Nevertheless, the constitution of women is naturally constructed in such a way that their feminine inclinations lead them towards a leftist and, ultimately, anti-civilizational direction. They need the leadership of men, strong men… in order to balance out some of their more harmful instincts. When it comes to good governance, women should be heard and considered, but their input needs to be tempered by the firm hand of responsible men.
Immigrants chose to move to a new country presumably because they were attracted to it for what it is and what it offers. Influencing the political process upon gaining citizenship is simply not appropriate. They’ve made a choice to adopt the country and using their foreign influence to then change the government is an influence that natural born citizens should not have to put up with.
"The solution for better government isn’t to try to make democracy even more democratic and representative."
A secondary problem is that most immigrants arrive from countries that are either non-democratic or have extremely different perspectives on democracy.

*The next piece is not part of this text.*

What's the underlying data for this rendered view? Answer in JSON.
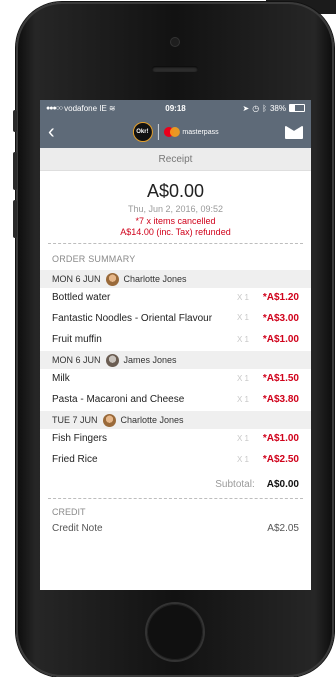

The democracy that Canada inherited came from our British colonial masters and stems from a White, Anglo-Saxon Protestant tradition. Immigrants unfamiliar with concepts or inclinations towards traditional WASP democracy tend to vote tribally for influence and socialistically for material gain.
Consequently, first generation immigrants should not have the right to vote.
The cornerstone of civilization is family. Most of our social problems stem from problems of (or lack of) family. Government’s first priority should be promoting what is good for families…and this means children.
Children are the future of a nation and without them everything will collapse into a smouldering pit. They offer a reason for building a good future and they create continuity with the past. Politicians without family or children don’t respect the future in the same way that politicians with families do, because they haven’t got a personal stake in it. Voters are the same. If a voter is childless, then their interests end with their natural life span, while others are responsible for building proper legacies. That legacy is the future.
For every child someone has under the age of 18, they should get an extra full vote.
If you chose to live outside of the country, then your life is unfolding in a foreign land and your input into the governance of the country from which you left is void. If you aren’t participating in putting down roots and making a commitment to your nation, then you shouldn’t have a vote in how those of us who are putting down roots and making commitments choose to govern things.
If you don’t live in Canada at least 90% of the year, then you don’t get to vote.
“A democracy cannot exist as a permanent form of government. It can only exist until the people discover they can vote themselves largess out of the public treasury. From that moment on, the majority always votes for the candidate promising the most benefits from the public treasury, with the result that democracy always collapses over a loose fiscal policy--to be followed by a dictatorship.” – Alexander Tytler
These are five simple ideas that would provide all Canadians with far better election results than we must put up with currently. Too much democracy is like too much McDonald’s; it’ll take you in a direction nobody really wants to go. The more the franchise expands, the more people call for the franchise to keep expanding. Democracy is like a cancer. It grows until it kills everything. The ancients knew this and warned about it. Even enlightenment thinkers a few hundred years ago dreaded the implications of democracy. Since then, we have venerated democracy to idolatrous levels and we must take drastic measures to stop our present-day madness from spiralling out of control.
The historical time frame for a democratic lifespan is not long… maybe 200 years, max. If we aren’t willing to replace it with something better, then a good compromise is to simply turn back the clock to when democracy was far more exclusive and limited.
These five corrections are a good start.
© 2020 Poletical